*Work required:* Without the images, output every record exactly as it appears.

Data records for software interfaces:

((

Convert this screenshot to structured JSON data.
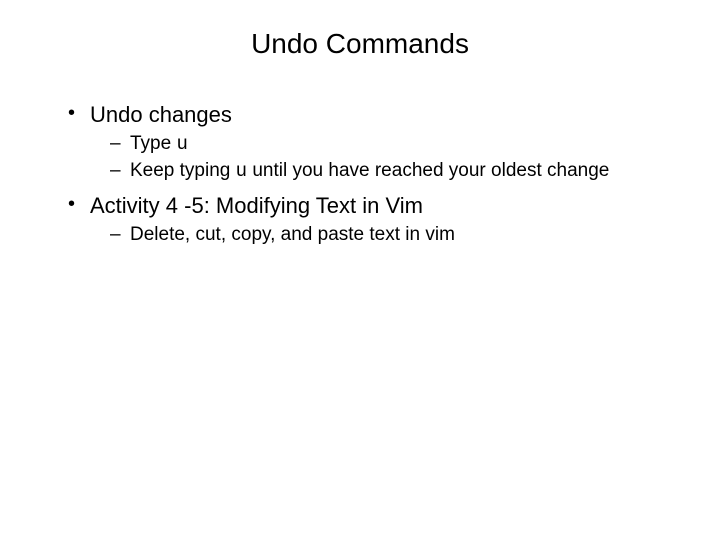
{
  "title": "Undo Commands",
  "b1": "Undo changes",
  "s1a_pre": "Type ",
  "s1a_code": "u",
  "s1b_pre": "Keep typing ",
  "s1b_code": "u",
  "s1b_post": " until you have reached your oldest change",
  "b2": "Activity 4 -5: Modifying Text in Vim",
  "s2a": "Delete, cut, copy, and paste text in vim"
}
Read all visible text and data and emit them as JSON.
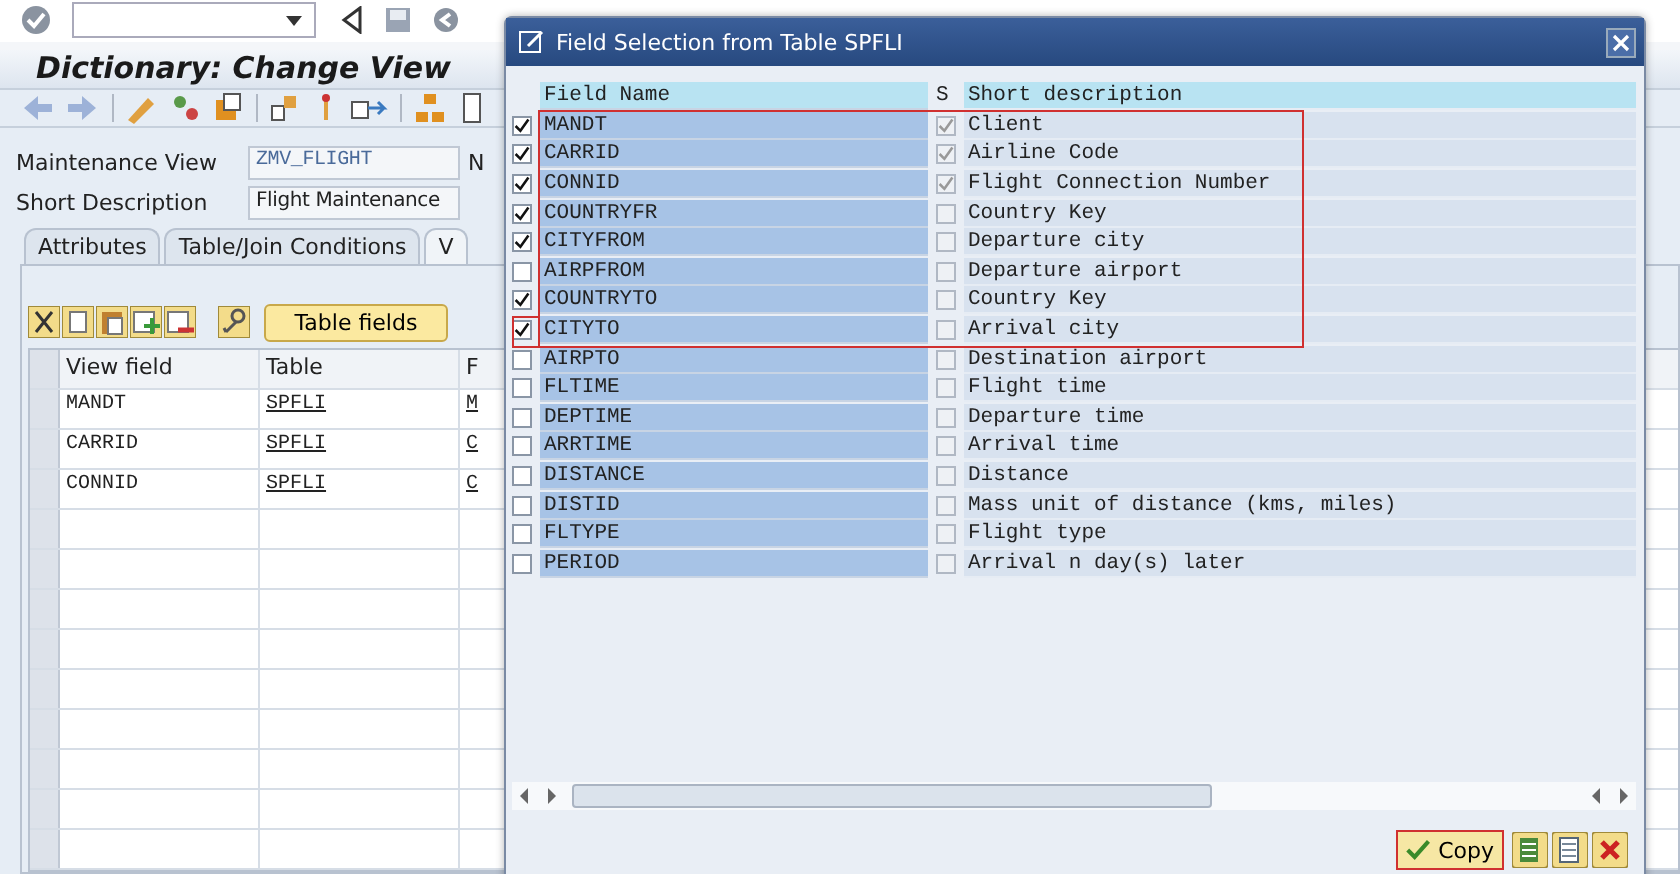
{
  "main": {
    "title": "Dictionary: Change View",
    "fields": [
      {
        "label": "Maintenance View",
        "value": "ZMV_FLIGHT",
        "next_label": "N"
      },
      {
        "label": "Short Description",
        "value": "Flight Maintenance"
      }
    ],
    "tabs": [
      {
        "label": "Attributes",
        "selected": false
      },
      {
        "label": "Table/Join Conditions",
        "selected": false
      },
      {
        "label": "V",
        "selected": true
      }
    ],
    "table_fields_button": "Table fields",
    "table": {
      "columns": [
        "View field",
        "Table",
        "F"
      ],
      "rows": [
        [
          "MANDT",
          "SPFLI",
          "M"
        ],
        [
          "CARRID",
          "SPFLI",
          "C"
        ],
        [
          "CONNID",
          "SPFLI",
          "C"
        ]
      ]
    }
  },
  "dialog": {
    "title": "Field Selection from Table SPFLI",
    "columns": [
      "Field Name",
      "S",
      "Short description"
    ],
    "rows": [
      {
        "name": "MANDT",
        "checked": true,
        "key": true,
        "description": "Client"
      },
      {
        "name": "CARRID",
        "checked": true,
        "key": true,
        "description": "Airline Code"
      },
      {
        "name": "CONNID",
        "checked": true,
        "key": true,
        "description": "Flight Connection Number"
      },
      {
        "name": "COUNTRYFR",
        "checked": true,
        "key": false,
        "description": "Country Key"
      },
      {
        "name": "CITYFROM",
        "checked": true,
        "key": false,
        "description": "Departure city"
      },
      {
        "name": "AIRPFROM",
        "checked": false,
        "key": false,
        "description": "Departure airport"
      },
      {
        "name": "COUNTRYTO",
        "checked": true,
        "key": false,
        "description": "Country Key"
      },
      {
        "name": "CITYTO",
        "checked": true,
        "key": false,
        "description": "Arrival city"
      },
      {
        "name": "AIRPTO",
        "checked": false,
        "key": false,
        "description": "Destination airport"
      },
      {
        "name": "FLTIME",
        "checked": false,
        "key": false,
        "description": "Flight time"
      },
      {
        "name": "DEPTIME",
        "checked": false,
        "key": false,
        "description": "Departure time"
      },
      {
        "name": "ARRTIME",
        "checked": false,
        "key": false,
        "description": "Arrival time"
      },
      {
        "name": "DISTANCE",
        "checked": false,
        "key": false,
        "description": "Distance"
      },
      {
        "name": "DISTID",
        "checked": false,
        "key": false,
        "description": "Mass unit of distance (kms, miles)"
      },
      {
        "name": "FLTYPE",
        "checked": false,
        "key": false,
        "description": "Flight type"
      },
      {
        "name": "PERIOD",
        "checked": false,
        "key": false,
        "description": "Arrival n day(s) later"
      }
    ],
    "copy_button": "Copy"
  }
}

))

*Response below:*
Convert this screenshot to structured JSON data.
{
  "title": "Undo Commands",
  "b1": "Undo changes",
  "s1a_pre": "Type ",
  "s1a_code": "u",
  "s1b_pre": "Keep typing ",
  "s1b_code": "u",
  "s1b_post": " until you have reached your oldest change",
  "b2": "Activity 4 -5: Modifying Text in Vim",
  "s2a": "Delete, cut, copy, and paste text in vim"
}
Read all visible text and data and emit them as JSON.
{
  "main": {
    "title": "Dictionary: Change View",
    "fields": [
      {
        "label": "Maintenance View",
        "value": "ZMV_FLIGHT",
        "next_label": "N"
      },
      {
        "label": "Short Description",
        "value": "Flight Maintenance"
      }
    ],
    "tabs": [
      {
        "label": "Attributes",
        "selected": false
      },
      {
        "label": "Table/Join Conditions",
        "selected": false
      },
      {
        "label": "V",
        "selected": true
      }
    ],
    "table_fields_button": "Table fields",
    "table": {
      "columns": [
        "View field",
        "Table",
        "F"
      ],
      "rows": [
        [
          "MANDT",
          "SPFLI",
          "M"
        ],
        [
          "CARRID",
          "SPFLI",
          "C"
        ],
        [
          "CONNID",
          "SPFLI",
          "C"
        ]
      ]
    }
  },
  "dialog": {
    "title": "Field Selection from Table SPFLI",
    "columns": [
      "Field Name",
      "S",
      "Short description"
    ],
    "rows": [
      {
        "name": "MANDT",
        "checked": true,
        "key": true,
        "description": "Client"
      },
      {
        "name": "CARRID",
        "checked": true,
        "key": true,
        "description": "Airline Code"
      },
      {
        "name": "CONNID",
        "checked": true,
        "key": true,
        "description": "Flight Connection Number"
      },
      {
        "name": "COUNTRYFR",
        "checked": true,
        "key": false,
        "description": "Country Key"
      },
      {
        "name": "CITYFROM",
        "checked": true,
        "key": false,
        "description": "Departure city"
      },
      {
        "name": "AIRPFROM",
        "checked": false,
        "key": false,
        "description": "Departure airport"
      },
      {
        "name": "COUNTRYTO",
        "checked": true,
        "key": false,
        "description": "Country Key"
      },
      {
        "name": "CITYTO",
        "checked": true,
        "key": false,
        "description": "Arrival city"
      },
      {
        "name": "AIRPTO",
        "checked": false,
        "key": false,
        "description": "Destination airport"
      },
      {
        "name": "FLTIME",
        "checked": false,
        "key": false,
        "description": "Flight time"
      },
      {
        "name": "DEPTIME",
        "checked": false,
        "key": false,
        "description": "Departure time"
      },
      {
        "name": "ARRTIME",
        "checked": false,
        "key": false,
        "description": "Arrival time"
      },
      {
        "name": "DISTANCE",
        "checked": false,
        "key": false,
        "description": "Distance"
      },
      {
        "name": "DISTID",
        "checked": false,
        "key": false,
        "description": "Mass unit of distance (kms, miles)"
      },
      {
        "name": "FLTYPE",
        "checked": false,
        "key": false,
        "description": "Flight type"
      },
      {
        "name": "PERIOD",
        "checked": false,
        "key": false,
        "description": "Arrival n day(s) later"
      }
    ],
    "copy_button": "Copy"
  }
}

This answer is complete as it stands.